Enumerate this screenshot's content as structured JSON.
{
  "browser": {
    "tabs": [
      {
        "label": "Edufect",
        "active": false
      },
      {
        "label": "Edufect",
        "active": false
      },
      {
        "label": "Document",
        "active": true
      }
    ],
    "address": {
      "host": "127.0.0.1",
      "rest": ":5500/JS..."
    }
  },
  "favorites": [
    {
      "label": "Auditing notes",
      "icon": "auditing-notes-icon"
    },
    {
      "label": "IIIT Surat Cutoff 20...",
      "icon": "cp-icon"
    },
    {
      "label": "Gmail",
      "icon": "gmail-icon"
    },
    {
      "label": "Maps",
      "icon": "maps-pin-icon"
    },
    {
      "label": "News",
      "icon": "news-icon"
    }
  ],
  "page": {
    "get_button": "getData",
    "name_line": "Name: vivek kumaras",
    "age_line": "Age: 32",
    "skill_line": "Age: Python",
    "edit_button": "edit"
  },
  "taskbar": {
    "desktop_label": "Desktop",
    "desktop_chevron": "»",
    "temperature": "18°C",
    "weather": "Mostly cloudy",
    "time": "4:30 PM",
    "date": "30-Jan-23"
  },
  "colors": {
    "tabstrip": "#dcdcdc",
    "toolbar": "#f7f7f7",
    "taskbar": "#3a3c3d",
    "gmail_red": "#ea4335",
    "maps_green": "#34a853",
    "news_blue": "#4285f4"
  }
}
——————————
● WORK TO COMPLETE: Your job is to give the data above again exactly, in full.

● WORKED SOLUTION:
Enumerate this screenshot's content as structured JSON.
{
  "browser": {
    "tabs": [
      {
        "label": "Edufect",
        "active": false
      },
      {
        "label": "Edufect",
        "active": false
      },
      {
        "label": "Document",
        "active": true
      }
    ],
    "address": {
      "host": "127.0.0.1",
      "rest": ":5500/JS..."
    }
  },
  "favorites": [
    {
      "label": "Auditing notes",
      "icon": "auditing-notes-icon"
    },
    {
      "label": "IIIT Surat Cutoff 20...",
      "icon": "cp-icon"
    },
    {
      "label": "Gmail",
      "icon": "gmail-icon"
    },
    {
      "label": "Maps",
      "icon": "maps-pin-icon"
    },
    {
      "label": "News",
      "icon": "news-icon"
    }
  ],
  "page": {
    "get_button": "getData",
    "name_line": "Name: vivek kumaras",
    "age_line": "Age: 32",
    "skill_line": "Age: Python",
    "edit_button": "edit"
  },
  "taskbar": {
    "desktop_label": "Desktop",
    "desktop_chevron": "»",
    "temperature": "18°C",
    "weather": "Mostly cloudy",
    "time": "4:30 PM",
    "date": "30-Jan-23"
  },
  "colors": {
    "tabstrip": "#dcdcdc",
    "toolbar": "#f7f7f7",
    "taskbar": "#3a3c3d",
    "gmail_red": "#ea4335",
    "maps_green": "#34a853",
    "news_blue": "#4285f4"
  }
}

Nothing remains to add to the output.